By Panarat Thepgumpanat and Panu Wongcha-um
BANGKOK (Reuters) – Thai authorities have charged the captain and crew of a boat carrying 65 Rohingya Muslims with assisting illegal immigration after the group was found stranded on a southern Thai island, police said on Wednesday.
The 29 men, 31 women and five children were discovered on Rawi island in Satun province where their boat had beached due to engine trouble, police said on Tuesday.
The crew – five Myanmar nationals and the Thai captain – were charged with assisting foreign nationals to enter the country illegally, an offence that can carry a prison term of up to 10 years.
“We have charged the Thai and Myanmar suspects with assisting illegal entry for migrants,” Police General Suchart Thirasawat told Reuters.
The Rohingya are being cared for while authorities try to determine if they are victims of human trafficking, he said.
“We have not pressed charges against the Rohingya passengers and are still working to determine whether they are victims or not,” Suchart said.
Many Rohingya Muslims have boarded boats in recent months to try to reach Malaysia, part of what authorities fear could be a new wave of people smuggling by sea after a 2015 crackdown on trafficking.
“Based on what we know so far, these Rohingya are from the border area between Myanmar and Bangladesh and they were travelling to Malaysia,” said Jaruwat Kliangklao, governor of Satun province.
Myanmar regards the Rohingya as illegal migrants from the Indian subcontinent and has confined tens of thousands to sprawling camps in Rakhine state segregated from the Buddhist Rakhine population since violence swept the area in 2012.
The unrest prompted tens of thousands of Rohingya to flee Myanmar by sea, an exodus that peaked in 2015 when an estimated 25,000 people crossed the Andaman Sea for Thailand, Malaysia, and Indonesia, many drowning in unsafe and overloaded boats.

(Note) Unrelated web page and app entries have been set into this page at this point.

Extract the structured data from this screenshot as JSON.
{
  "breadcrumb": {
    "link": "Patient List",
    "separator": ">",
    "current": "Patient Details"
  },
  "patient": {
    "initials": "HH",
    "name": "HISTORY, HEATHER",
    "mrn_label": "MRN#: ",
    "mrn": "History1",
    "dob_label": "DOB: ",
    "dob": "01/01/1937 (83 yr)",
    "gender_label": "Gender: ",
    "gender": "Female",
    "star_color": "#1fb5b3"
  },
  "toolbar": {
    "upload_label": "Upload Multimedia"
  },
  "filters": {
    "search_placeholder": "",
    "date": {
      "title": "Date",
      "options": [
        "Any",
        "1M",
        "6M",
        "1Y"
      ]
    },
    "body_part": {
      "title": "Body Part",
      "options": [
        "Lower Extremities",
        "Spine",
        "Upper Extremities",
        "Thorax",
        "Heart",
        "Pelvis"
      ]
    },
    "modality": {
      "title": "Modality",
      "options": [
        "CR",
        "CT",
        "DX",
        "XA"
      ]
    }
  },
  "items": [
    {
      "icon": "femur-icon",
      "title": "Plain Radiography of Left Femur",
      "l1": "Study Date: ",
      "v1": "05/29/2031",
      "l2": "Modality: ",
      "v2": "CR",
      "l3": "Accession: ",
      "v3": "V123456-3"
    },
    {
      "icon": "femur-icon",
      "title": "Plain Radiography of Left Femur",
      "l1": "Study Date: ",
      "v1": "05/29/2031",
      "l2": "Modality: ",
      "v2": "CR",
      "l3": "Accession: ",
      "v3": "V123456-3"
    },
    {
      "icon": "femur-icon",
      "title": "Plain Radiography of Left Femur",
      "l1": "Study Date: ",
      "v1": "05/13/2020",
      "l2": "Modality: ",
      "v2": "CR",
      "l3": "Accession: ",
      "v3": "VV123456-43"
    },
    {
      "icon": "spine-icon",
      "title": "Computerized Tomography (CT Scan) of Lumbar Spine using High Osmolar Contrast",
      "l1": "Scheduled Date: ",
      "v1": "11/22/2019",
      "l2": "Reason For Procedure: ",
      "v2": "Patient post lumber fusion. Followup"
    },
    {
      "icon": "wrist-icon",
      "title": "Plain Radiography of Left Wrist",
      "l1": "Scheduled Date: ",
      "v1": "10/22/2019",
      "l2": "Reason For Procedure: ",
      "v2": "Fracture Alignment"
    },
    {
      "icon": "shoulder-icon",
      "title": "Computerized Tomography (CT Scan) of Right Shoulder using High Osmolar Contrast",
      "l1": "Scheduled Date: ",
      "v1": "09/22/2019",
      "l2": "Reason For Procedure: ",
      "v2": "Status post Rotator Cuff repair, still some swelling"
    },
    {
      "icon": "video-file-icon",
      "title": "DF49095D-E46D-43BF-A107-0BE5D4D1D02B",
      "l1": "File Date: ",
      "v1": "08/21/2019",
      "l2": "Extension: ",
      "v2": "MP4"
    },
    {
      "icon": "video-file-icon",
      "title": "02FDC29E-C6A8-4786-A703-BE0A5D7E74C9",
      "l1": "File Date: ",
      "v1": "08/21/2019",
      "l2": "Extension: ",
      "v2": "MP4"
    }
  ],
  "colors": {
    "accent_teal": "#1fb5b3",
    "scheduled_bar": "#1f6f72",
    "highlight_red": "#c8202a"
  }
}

More than 700,000 Rohingya fled into Bangladesh in 2017 after a crackdown by the Myanmar’s army, according to U.N. agencies.
(Reporting by Panu Wongcha-um and Panarat Thepgumpanat; editing by Darren Schuettler)